In the Bhagavad-gītā it is confirmed by the Lord that there is no truth superior to Kṛṣṇa. Śukadeva Gosvāmī also, in order to draw attention to the fact that among all viṣṇu-tattva forms Lord Kṛṣṇa is one hundred percent the Supreme Personality of Godhead, narrated the story of an incident which took place when Lord Kṛṣṇa was present.
Once upon a time in Dvārakā, a brāhmaṇa’s wife gave birth to a child. Unfortunately, however, just after being born and touching the ground, the child immediately died. The brāhmaṇa father took the child and went directly to the palace of the King. The brāhmaṇa was very upset because of the untimely death of the child in the presence of his young father and mother. Thus his mind became very much disturbed. Formerly, when there were responsible kings, up to the time of Dvāpara-yuga, when Lord Kṛṣṇa was present, the king was liable to be blamed for the untimely death of a child in the presence of his parents. Similarly, such responsibility was there during the time of Lord Rāmacandra. As we have explained in the First Canto of Śrīmad-Bhāgavatam, the king was so responsible for the comforts of the citizens that he was to see that there was not even excessive heat or cold.

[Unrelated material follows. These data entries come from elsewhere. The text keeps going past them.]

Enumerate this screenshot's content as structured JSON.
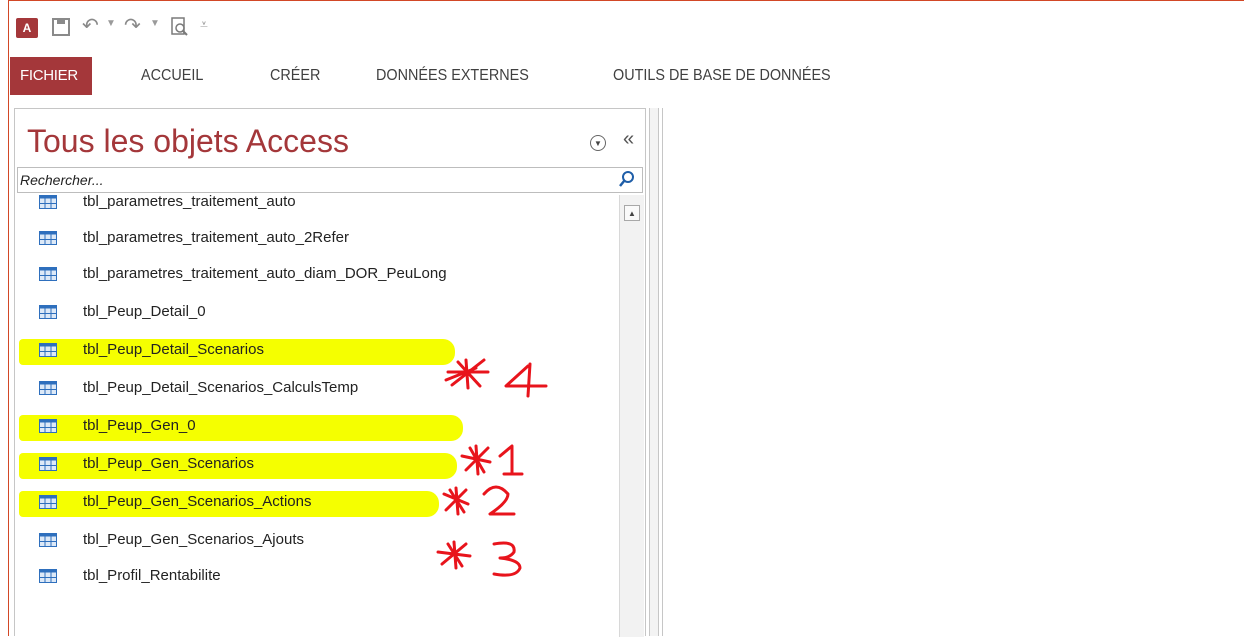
{
  "qat": {
    "logo_text": "A",
    "icons": [
      "access-logo-icon",
      "save-icon",
      "undo-icon",
      "redo-icon",
      "print-preview-icon",
      "customize-icon"
    ]
  },
  "ribbon": {
    "tabs": [
      {
        "label": "FICHIER",
        "active": true
      },
      {
        "label": "ACCUEIL"
      },
      {
        "label": "CRÉER"
      },
      {
        "label": "DONNÉES EXTERNES"
      },
      {
        "label": "OUTILS DE BASE DE DONNÉES"
      }
    ]
  },
  "nav": {
    "title": "Tous les objets Access",
    "search_placeholder": "Rechercher...",
    "items": [
      {
        "label": "tbl_parametres_traitement_auto",
        "highlighted": false
      },
      {
        "label": "tbl_parametres_traitement_auto_2Refer",
        "highlighted": false
      },
      {
        "label": "tbl_parametres_traitement_auto_diam_DOR_PeuLong",
        "highlighted": false
      },
      {
        "label": "tbl_Peup_Detail_0",
        "highlighted": false
      },
      {
        "label": "tbl_Peup_Detail_Scenarios",
        "highlighted": true,
        "annotation": "4"
      },
      {
        "label": "tbl_Peup_Detail_Scenarios_CalculsTemp",
        "highlighted": false
      },
      {
        "label": "tbl_Peup_Gen_0",
        "highlighted": true,
        "annotation": "1"
      },
      {
        "label": "tbl_Peup_Gen_Scenarios",
        "highlighted": true,
        "annotation": "2"
      },
      {
        "label": "tbl_Peup_Gen_Scenarios_Actions",
        "highlighted": true,
        "annotation": "3"
      },
      {
        "label": "tbl_Peup_Gen_Scenarios_Ajouts",
        "highlighted": false
      },
      {
        "label": "tbl_Profil_Rentabilite",
        "highlighted": false
      }
    ]
  },
  "colors": {
    "accent": "#a4373a",
    "highlight": "#f5ff00",
    "annotation": "#e8141c",
    "table_icon": "#2e6fbd"
  }
}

Now the brāhmaṇa whose child had died, thinking there was no fault on his own part, immediately went to the palace door with the dead child in his arms and accused the King as follows.
“The present King, Ugrasena, is envious of the brāhmaṇas!” The exact word used in this connection is brahma-dviṣaḥ. One who is envious of the Vedas, of a qualified brāhmaṇa or of the brāhmaṇa caste is called brahma-dviṣ. So the King was accused of being brahma-dviṣ. He was also accused of being śaṭha-dhī, falsely intelligent. The executive head of a state must be very intelligent to see to the comforts of the citizens, but according to the brāhmaṇa the King was not at all intelligent, although he was occupying the royal throne. Therefore the brāhmaṇa also called him lubdha, which means “greedy.” In other words, a king or an executive head of state should not occupy the exalted post of president or king if he is greedy and self-interested. But it is natural that an executive head becomes self-interested when he is attached to material enjoyment. Therefore, another word used here is viṣayātmanaḥ.
The brāhmaṇa also accused the King of being kṣatra-bandhu, which refers to a person born in the family of kṣatriyas, or the royal order, but lacking the qualifications of a royal personality. A king should protect brahminical culture and should be very alert to the welfare of his citizens; he should not be greedy due to attachment to material enjoyment. If a person with no qualifications represents himself as a kṣatriya of the royal order, he is not called a kṣatriya but a kṣatra-bandhu. Similarly, if a person is born of a brāhmaṇa father but has no brahminical qualification, he is called brahma-bandhu or dvija-bandhu. This means that a brāhmaṇa or a kṣatriya is not accepted simply by birth. One has to qualify himself for the particular position; only then is he accepted as a brāhmaṇa or a kṣatriya.
Thus the brāhmaṇa charged that his newly born baby was dead due to the disqualifications of the King. The brāhmaṇa took it to be most unnatural, and therefore he held the King responsible. We also find in Vedic history that if a kṣatriya king was irresponsible, sometimes a consulting board of brāhmaṇas maintained by the monarchy would dethrone him. Considering all these points, it appears that the post of monarch in the Vedic civilization is a very responsible one.
The brāhmaṇa therefore said, “No one should offer respects or worship to a king whose only business is envy. Such a king spends his time either hunting and killing animals in the forest or killing citizens for criminal acts. He has no self-control and possesses bad character. If such a king is worshiped or honored by the citizens, the citizens will never be happy. They will always remain poor, full of anxieties and aggrievement, and always unhappy.” In modern politics the post of monarch has been abolished, and the president is not held responsible for the comforts of the citizens. In this Age of Kali, the executive head of a state somehow or other gets votes and is elected to an exalted post, but the condition of the citizens continues to be full of anxiety, distress, unhappiness and dissatisfaction.